I love me some DVL puzzles. Some of the best moments I’ve had puzzling were because of the wonderful mind of Latussek. It’s hard to pin down what exactly makes his puzzles different, but I suspect it has something to do with how he uses unique shapes and restricted openings and the pieces sort of dance their way into the box.

When I saw some of the “Flop” series puzzles available at Pelikan, I had to jump on the opportunity. I purchased Soma, Fritz and Tetra Flops without knowing anything about them. Why are they all called Flop? I didn’t know at the time, but after spending some quality time with these puzzles, its become clear that they all share a similar “move” or “flop” that is part of the solution.

Today, I’m going to focus on Soma-Flop.

Simply put these pieces into the box. How hard can it be?

This was a wonderful puzzle that took me a fair bit of time to figure out, but what I like most is that it is solvable with logic and some trial and error. The solution is within reach if you remain persistent and use really think about the possibilities.

As with many packing puzzles, I started out making a cube outside the box and then tried to see if I could then fit the cube inside. This strategy, as usual, failed. There are many ways to assemble a cube and I quickly lost track of what cubes I had tried, what rotations I had tried and I found myself re-doing moves that had already failed. I needed a better strategy.

Another common approach to packing puzzles is to figure out what piece goes in last and then work from there. Using this idea, I was able to narrow it down to 3 pieces. Only 3 of the pieces could physically go in last. So, I then tried to assemble the cube using that information. It seemed to work better, but I still couldn’t find a solution.

One of the many incorrect ways to assemble this puzzle.

I then really started focusing on logic and movement. If I can make a cube where piece A slides right out the top, then I know that it could be the final piece. But If A slides out, what next? Are the rest of the pieces still locked in to a cube, or can piece B then slide out and be removed? And if so, then is there a piece C that can be removed?

I eventually found an arrangement where the pieces could be removed (and thus inserted) in a sequential fashion that would work. This has to be the solution right? Well, theory and practice are 2 different things and even though the solution should work, it didn’t. There were some very stubborn pieces that I could not figure out how to maneuver into place. I backed up a few steps, but kept coming back to what I believed was the solution, but again it wouldn’t work.

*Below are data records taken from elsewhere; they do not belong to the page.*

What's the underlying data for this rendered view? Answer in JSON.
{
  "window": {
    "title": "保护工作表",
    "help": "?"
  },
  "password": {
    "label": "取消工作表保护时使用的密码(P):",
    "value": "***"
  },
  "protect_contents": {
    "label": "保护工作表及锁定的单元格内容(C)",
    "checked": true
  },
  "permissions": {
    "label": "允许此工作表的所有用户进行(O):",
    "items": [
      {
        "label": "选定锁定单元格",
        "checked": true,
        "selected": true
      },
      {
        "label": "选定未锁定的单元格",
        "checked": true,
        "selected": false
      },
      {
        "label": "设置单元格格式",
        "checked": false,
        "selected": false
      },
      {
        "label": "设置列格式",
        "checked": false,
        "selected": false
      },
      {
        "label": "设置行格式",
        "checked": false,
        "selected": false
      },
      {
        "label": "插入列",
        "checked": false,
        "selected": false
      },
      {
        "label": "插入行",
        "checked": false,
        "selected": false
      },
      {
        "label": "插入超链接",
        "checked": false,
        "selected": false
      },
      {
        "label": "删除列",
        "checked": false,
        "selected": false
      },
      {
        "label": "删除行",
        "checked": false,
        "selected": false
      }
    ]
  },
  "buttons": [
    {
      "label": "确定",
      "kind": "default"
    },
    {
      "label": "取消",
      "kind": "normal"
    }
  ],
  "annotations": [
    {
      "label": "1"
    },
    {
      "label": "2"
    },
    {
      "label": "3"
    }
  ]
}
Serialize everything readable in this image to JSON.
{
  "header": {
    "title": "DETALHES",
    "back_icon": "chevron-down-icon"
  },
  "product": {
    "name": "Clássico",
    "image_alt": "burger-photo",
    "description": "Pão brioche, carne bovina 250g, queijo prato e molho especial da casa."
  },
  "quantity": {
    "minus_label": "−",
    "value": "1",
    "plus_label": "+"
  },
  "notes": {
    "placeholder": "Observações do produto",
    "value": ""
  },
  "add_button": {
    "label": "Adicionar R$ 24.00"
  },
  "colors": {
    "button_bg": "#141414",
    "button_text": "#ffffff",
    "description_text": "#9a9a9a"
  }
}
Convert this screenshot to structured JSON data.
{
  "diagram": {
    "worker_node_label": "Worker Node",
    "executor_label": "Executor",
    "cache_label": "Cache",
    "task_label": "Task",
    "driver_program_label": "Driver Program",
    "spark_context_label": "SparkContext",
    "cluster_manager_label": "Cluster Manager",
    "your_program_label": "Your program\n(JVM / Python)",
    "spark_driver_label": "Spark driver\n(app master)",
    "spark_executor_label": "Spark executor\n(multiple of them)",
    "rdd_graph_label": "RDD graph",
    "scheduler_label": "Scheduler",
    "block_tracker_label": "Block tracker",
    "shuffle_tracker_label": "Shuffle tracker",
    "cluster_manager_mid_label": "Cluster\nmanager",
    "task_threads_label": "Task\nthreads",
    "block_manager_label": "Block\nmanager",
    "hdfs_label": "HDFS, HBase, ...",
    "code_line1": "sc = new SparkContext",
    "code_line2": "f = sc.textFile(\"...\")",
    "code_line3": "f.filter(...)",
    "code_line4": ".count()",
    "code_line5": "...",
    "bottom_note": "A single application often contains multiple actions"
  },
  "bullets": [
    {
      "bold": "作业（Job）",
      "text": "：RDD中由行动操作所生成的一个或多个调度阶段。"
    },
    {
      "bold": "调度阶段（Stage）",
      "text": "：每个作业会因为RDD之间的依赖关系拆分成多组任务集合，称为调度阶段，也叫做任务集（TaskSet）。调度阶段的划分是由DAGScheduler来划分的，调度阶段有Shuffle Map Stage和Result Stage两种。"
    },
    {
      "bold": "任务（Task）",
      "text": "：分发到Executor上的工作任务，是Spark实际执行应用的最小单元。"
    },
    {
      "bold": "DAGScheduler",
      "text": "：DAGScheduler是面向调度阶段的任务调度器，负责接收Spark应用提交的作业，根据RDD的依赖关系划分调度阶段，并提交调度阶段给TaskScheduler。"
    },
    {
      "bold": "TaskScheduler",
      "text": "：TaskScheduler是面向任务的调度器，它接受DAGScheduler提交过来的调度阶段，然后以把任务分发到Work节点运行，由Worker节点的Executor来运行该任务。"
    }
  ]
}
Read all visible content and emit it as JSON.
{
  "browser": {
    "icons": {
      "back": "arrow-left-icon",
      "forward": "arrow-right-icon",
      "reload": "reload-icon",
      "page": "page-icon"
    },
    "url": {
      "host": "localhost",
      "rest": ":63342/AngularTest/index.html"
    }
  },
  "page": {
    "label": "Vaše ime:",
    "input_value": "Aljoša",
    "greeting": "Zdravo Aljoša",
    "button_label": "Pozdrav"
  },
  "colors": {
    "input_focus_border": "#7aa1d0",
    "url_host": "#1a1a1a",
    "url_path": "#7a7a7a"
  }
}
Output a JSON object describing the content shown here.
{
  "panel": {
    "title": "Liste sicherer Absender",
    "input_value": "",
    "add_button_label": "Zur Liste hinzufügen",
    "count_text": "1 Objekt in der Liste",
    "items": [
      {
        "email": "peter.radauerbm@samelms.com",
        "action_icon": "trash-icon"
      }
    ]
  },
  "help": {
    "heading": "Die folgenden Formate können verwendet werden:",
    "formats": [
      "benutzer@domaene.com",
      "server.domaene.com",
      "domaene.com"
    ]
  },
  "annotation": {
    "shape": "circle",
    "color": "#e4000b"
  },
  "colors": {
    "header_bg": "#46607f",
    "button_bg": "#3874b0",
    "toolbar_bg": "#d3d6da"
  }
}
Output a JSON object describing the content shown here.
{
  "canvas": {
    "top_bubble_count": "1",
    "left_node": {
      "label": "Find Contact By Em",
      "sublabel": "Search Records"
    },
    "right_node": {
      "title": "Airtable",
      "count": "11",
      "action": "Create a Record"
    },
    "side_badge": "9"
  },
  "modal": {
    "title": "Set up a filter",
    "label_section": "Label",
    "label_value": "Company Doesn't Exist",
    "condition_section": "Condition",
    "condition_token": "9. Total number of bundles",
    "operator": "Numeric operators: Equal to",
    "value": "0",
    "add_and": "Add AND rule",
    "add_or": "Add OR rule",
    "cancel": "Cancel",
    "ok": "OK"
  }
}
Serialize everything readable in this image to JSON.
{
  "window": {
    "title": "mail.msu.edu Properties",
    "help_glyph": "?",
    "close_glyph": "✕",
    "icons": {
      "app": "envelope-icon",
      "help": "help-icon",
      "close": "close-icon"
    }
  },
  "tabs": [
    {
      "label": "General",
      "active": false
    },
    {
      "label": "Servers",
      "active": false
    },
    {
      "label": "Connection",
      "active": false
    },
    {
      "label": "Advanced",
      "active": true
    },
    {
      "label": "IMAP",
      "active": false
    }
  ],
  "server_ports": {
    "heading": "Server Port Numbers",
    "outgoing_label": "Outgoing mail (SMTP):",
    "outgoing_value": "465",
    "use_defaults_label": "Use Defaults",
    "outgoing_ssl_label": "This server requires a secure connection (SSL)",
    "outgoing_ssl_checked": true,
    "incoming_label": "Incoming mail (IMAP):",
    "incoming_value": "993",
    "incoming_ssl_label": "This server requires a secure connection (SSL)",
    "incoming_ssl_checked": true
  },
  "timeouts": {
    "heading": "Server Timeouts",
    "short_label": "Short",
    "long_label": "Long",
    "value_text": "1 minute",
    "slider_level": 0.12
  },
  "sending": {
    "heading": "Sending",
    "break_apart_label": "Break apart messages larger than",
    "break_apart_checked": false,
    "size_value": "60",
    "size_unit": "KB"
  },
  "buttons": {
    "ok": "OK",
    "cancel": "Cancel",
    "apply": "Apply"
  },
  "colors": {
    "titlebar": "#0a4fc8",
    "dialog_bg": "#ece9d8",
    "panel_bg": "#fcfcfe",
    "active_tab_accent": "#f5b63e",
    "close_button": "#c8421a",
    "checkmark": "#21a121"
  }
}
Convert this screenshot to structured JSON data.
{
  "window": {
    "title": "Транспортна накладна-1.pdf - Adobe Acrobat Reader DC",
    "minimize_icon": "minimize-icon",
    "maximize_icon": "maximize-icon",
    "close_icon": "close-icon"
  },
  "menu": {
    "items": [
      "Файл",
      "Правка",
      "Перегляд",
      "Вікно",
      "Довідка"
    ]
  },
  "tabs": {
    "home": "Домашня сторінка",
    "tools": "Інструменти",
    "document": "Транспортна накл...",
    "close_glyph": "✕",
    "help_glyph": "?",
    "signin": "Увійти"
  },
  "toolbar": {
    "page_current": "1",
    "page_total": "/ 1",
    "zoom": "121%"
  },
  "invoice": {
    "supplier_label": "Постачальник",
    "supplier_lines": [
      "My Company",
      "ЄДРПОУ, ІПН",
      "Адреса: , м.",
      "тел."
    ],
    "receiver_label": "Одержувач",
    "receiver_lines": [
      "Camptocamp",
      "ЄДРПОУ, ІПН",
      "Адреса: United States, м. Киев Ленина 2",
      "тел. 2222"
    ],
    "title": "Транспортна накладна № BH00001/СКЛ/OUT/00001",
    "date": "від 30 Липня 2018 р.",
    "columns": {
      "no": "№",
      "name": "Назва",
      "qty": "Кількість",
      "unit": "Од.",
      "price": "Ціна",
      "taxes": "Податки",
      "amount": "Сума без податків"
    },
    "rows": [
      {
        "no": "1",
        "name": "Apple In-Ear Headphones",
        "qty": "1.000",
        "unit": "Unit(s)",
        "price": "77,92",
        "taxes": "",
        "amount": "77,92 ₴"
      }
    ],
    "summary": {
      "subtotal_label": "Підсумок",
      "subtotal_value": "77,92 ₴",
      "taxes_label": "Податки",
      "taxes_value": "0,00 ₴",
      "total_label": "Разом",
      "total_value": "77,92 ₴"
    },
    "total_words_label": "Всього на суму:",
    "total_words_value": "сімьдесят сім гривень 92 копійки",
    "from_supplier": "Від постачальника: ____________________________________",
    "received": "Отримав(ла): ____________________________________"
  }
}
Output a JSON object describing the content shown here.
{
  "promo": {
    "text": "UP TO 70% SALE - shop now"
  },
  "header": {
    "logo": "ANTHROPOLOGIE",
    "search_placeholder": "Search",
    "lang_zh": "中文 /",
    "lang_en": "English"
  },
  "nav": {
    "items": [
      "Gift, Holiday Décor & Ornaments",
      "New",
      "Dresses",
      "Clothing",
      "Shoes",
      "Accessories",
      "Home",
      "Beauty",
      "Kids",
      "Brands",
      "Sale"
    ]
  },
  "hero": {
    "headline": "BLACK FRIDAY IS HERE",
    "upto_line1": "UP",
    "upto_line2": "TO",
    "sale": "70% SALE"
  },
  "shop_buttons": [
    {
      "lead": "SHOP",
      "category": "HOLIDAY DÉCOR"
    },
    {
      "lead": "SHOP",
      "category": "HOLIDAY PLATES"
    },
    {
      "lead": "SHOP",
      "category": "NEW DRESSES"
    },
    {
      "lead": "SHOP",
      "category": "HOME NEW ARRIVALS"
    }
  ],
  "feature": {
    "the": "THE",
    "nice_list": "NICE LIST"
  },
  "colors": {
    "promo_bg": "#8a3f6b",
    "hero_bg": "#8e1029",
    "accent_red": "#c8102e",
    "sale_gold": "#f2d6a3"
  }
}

And then. The magic happened. The flop revealed itself. And dammit, DVL did it again. These are such amazing moments in puzzling. I hope he knows the joy he brings to so many. Finally, I had figured it out and with some clever moves and rotations, the full cube was now inside the box. Mission accomplished.

The completed Puzzle. This is the same image as shown on the Pelikan site, so I don’t think there are spoilers here.

This puzzle was just the right difficulty for me. It took a fair bit of time and reasoning, but I was able to solve it with a few hours of experimenting. Although I put it down at times and solved it over a period of days, I never felt defeated. It always seemed like the solution was just out of reach. Thus I stayed interested and avoided adding it to what Kevin Sadler calls, his “Hall of Shame” – I definitely have a embarrasing amount of puzzles in my hall of shame. But alas, this one shall instead go into my hall of triumph.